**Material supplied:**
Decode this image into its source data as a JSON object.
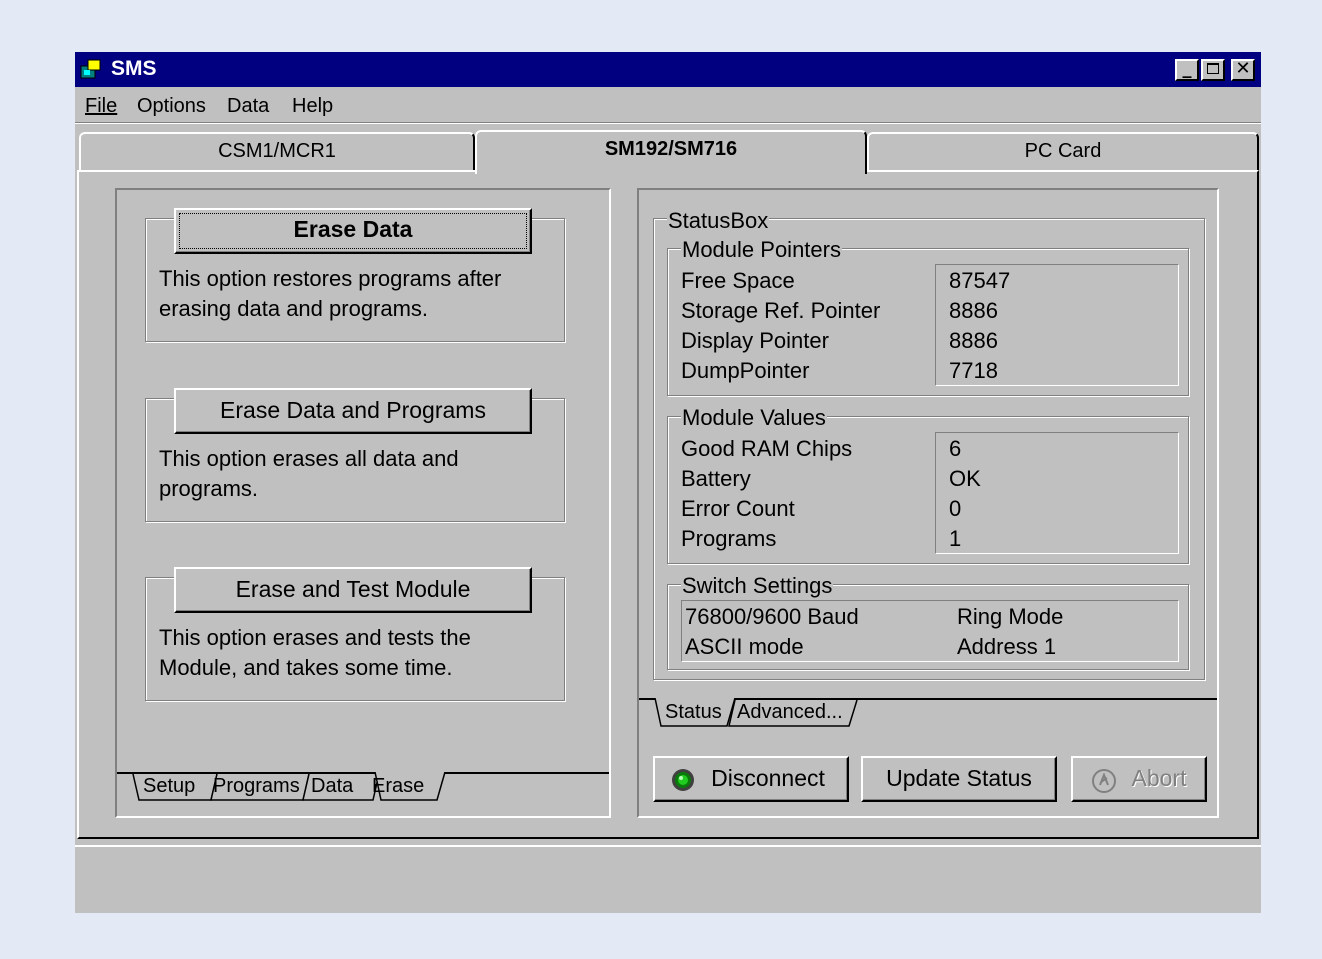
{
  "window": {
    "title": "SMS"
  },
  "menu": {
    "file": "File",
    "options": "Options",
    "data": "Data",
    "help": "Help"
  },
  "top_tabs": [
    {
      "label": "CSM1/MCR1"
    },
    {
      "label": "SM192/SM716"
    },
    {
      "label": "PC Card"
    }
  ],
  "erase": {
    "erase_data": {
      "button": "Erase Data",
      "desc1": "This option restores programs after",
      "desc2": "erasing data and programs."
    },
    "erase_data_programs": {
      "button": "Erase Data and Programs",
      "desc1": "This option erases all data and",
      "desc2": "programs."
    },
    "erase_test": {
      "button": "Erase and Test Module",
      "desc1": "This option erases and tests the",
      "desc2": "Module, and takes some time."
    }
  },
  "left_tabs": [
    "Setup",
    "Programs",
    "Data",
    "Erase"
  ],
  "status_box": {
    "title": "StatusBox",
    "module_pointers": {
      "title": "Module Pointers",
      "rows": [
        {
          "label": "Free Space",
          "value": "87547"
        },
        {
          "label": "Storage Ref. Pointer",
          "value": "8886"
        },
        {
          "label": "Display Pointer",
          "value": "8886"
        },
        {
          "label": "DumpPointer",
          "value": "7718"
        }
      ]
    },
    "module_values": {
      "title": "Module Values",
      "rows": [
        {
          "label": "Good RAM Chips",
          "value": "6"
        },
        {
          "label": "Battery",
          "value": "OK"
        },
        {
          "label": "Error Count",
          "value": "0"
        },
        {
          "label": "Programs",
          "value": "1"
        }
      ]
    },
    "switch_settings": {
      "title": "Switch Settings",
      "baud": "76800/9600 Baud",
      "ring": "Ring Mode",
      "ascii": "ASCII mode",
      "address": "Address 1"
    }
  },
  "right_tabs": [
    "Status",
    "Advanced..."
  ],
  "buttons": {
    "disconnect": "Disconnect",
    "update": "Update Status",
    "abort": "Abort"
  },
  "colors": {
    "title_bar": "#000080",
    "face": "#c0c0c0",
    "led": "#1fcc1f"
  }
}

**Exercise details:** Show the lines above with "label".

**Result:**
      "label": "CSM1/MCR1"
      "label": "SM192/SM716"
      "label": "PC Card"
          "label": "Free Space",
          "label": "Storage Ref. Pointer",
          "label": "Display Pointer",
          "label": "DumpPointer",
          "label": "Good RAM Chips",
          "label": "Battery",
          "label": "Error Count",
          "label": "Programs",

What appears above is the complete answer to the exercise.